Output: `2`

This function relies on generating all possible combinations of the characters in the string and checks for the longest palindromic combination. It then subtracts this length from the original string’s length to provide the minimum insertions required.

## Summary/Discussion
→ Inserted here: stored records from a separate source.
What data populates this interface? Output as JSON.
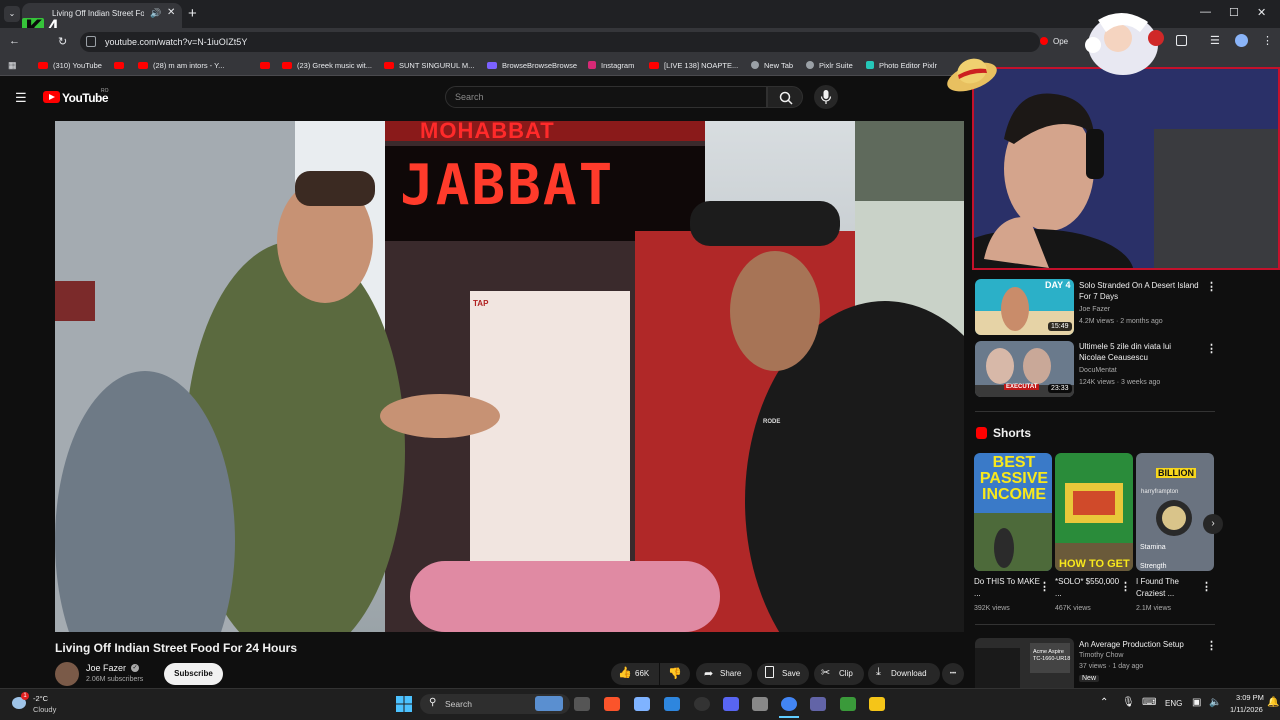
{
  "browser": {
    "tab_title": "Living Off Indian Street Foo...",
    "new_tab_symbol": "+",
    "url": "youtube.com/watch?v=N-1iuOIZt5Y",
    "stream_overlay_text": "4",
    "stream_overlay_logo": "K",
    "window_controls": [
      "—",
      "☐",
      "✕"
    ],
    "extension_label": "Ope",
    "bookmarks": [
      "(310) YouTube",
      "",
      "(28) m am intors - Y...",
      "(23) Greek music wit...",
      "SUNT SINGURUL M...",
      "BrowseBrowseBrowse",
      "Instagram",
      "[LIVE 138] NOAPTE...",
      "New Tab",
      "Pixlr Suite",
      "Photo Editor Pixlr"
    ]
  },
  "youtube": {
    "logo": "YouTube",
    "logo_country": "RO",
    "search_placeholder": "Search",
    "video": {
      "title": "Living Off Indian Street Food For 24 Hours",
      "scene_sign": "JABBAT",
      "scene_sign_top": "MOHABBAT",
      "shirt_text": "RODE",
      "tap_text": "TAP",
      "channel": "Joe Fazer",
      "verified": "✓",
      "subscribers": "2.06M subscribers",
      "subscribe_label": "Subscribe",
      "likes": "66K",
      "share_label": "Share",
      "save_label": "Save",
      "clip_label": "Clip",
      "download_label": "Download",
      "more_label": "•••"
    },
    "recommendations": [
      {
        "title": "Solo Stranded On A Desert Island For 7 Days",
        "channel": "Joe Fazer",
        "meta": "4.2M views · 2 months ago",
        "duration": "15:49",
        "thumb_text": "DAY 4"
      },
      {
        "title": "Ultimele 5 zile din viata lui Nicolae Ceausescu",
        "channel": "DocuMentat",
        "meta": "124K views · 3 weeks ago",
        "duration": "23:33",
        "thumb_text": "EXECUTAT"
      },
      {
        "title": "An Average Production Setup",
        "channel": "Timothy Chow",
        "meta": "37 views · 1 day ago",
        "duration": "7:27",
        "badge": "New",
        "thumb_text": "Acme Aspire TC-1660-UR18"
      }
    ],
    "shorts_heading": "Shorts",
    "shorts": [
      {
        "title": "Do THIS To MAKE ...",
        "views": "392K views",
        "thumb_text": "BEST PASSIVE INCOME"
      },
      {
        "title": "*SOLO* $550,000 ...",
        "views": "467K views",
        "thumb_text": "HOW TO GET"
      },
      {
        "title": "I Found The Craziest ...",
        "views": "2.1M views",
        "thumb_text": "BILLION",
        "thumb_sub": "Stamina",
        "thumb_sub2": "Strength",
        "thumb_name": "harryframpton"
      }
    ]
  },
  "taskbar": {
    "weather_temp": "-2°C",
    "weather_desc": "Cloudy",
    "weather_badge": "1",
    "search_label": "Search",
    "lang": "ENG",
    "time": "3:09 PM",
    "date": "1/11/2026"
  },
  "colors": {
    "accent_red": "#ff0000",
    "webcam_border": "#c4112b",
    "bg": "#0f0f0f"
  }
}
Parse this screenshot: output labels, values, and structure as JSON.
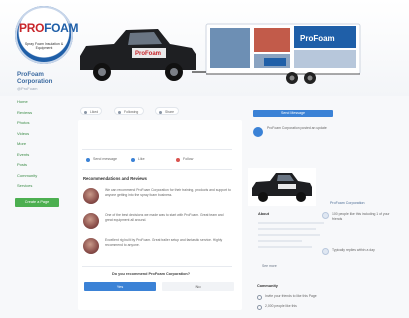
{
  "brand": {
    "logo_word_pro": "PRO",
    "logo_word_foam": "FOAM",
    "logo_subtitle": "Spray Foam Insulation & Equipment"
  },
  "colors": {
    "accent_blue": "#3b82d6",
    "nav_green": "#3a8b45",
    "cta_green": "#4caf50",
    "brand_red": "#c8262b",
    "truck_black": "#1e1f22"
  },
  "profile": {
    "name_line1": "ProFoam",
    "name_line2": "Corporation",
    "handle": "@ProFoam"
  },
  "nav": {
    "items": [
      "Home",
      "Reviews",
      "Photos",
      "Videos",
      "More",
      "Events",
      "Posts",
      "Community",
      "Services"
    ],
    "cta": "Create a Page"
  },
  "main": {
    "tabs": [
      "Liked",
      "Following",
      "Share"
    ],
    "actions": [
      "Send message",
      "Like",
      "Follow"
    ],
    "section_title": "Recommendations and Reviews",
    "reviews": [
      "We can recommend ProFoam Corporation for their training, products and support to anyone getting into the spray foam business.",
      "One of the best decisions we made was to start with ProFoam. Great team and great equipment all around.",
      "Excellent rig built by ProFoam. Great trailer setup and fantastic service. Highly recommend to anyone."
    ],
    "question": "Do you recommend ProFoam Corporation?",
    "yes_label": "Yes",
    "no_label": "No"
  },
  "right": {
    "send_label": "Send Message",
    "post_text": "ProFoam Corporation posted an update",
    "about_title": "About",
    "about_link": "See more",
    "page_name": "ProFoam Corporation",
    "side_items": [
      "100 people like this including 1 of your friends",
      "Typically replies within a day"
    ],
    "community_title": "Community",
    "community": [
      {
        "label": "Invite your friends to like this Page",
        "value": ""
      },
      {
        "label": "2,000 people like this",
        "value": ""
      }
    ]
  }
}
• Method 1: Dynamic Programming Approach. It is computationally efficient for medium-sized strings and avoids redundant calculations. However, it may have increased memory overhead due to DP table storage.
• Method 2: Recursive Approach. It is conceptually straightforward but may suffer performance issues with lengthy strings due to a lack of memoization.
• Method 3: Longest Palindromic Subsequence. This method has intuitive appeal but shares the same drawbacks as the recursive approach, with steep time complexity for substantial strings.
• Method 4: Greedy Approach with Reversal Check. It’s typically more efficient and runs with linear time complexity. Moreover, it handles larger sequences better than previous methods.
• Method 5: Pythonic Approach with itertools. Offers a concise solution suitable for small strings, but not advised for large strings due to its potential to execute slower as it evaluates every combination.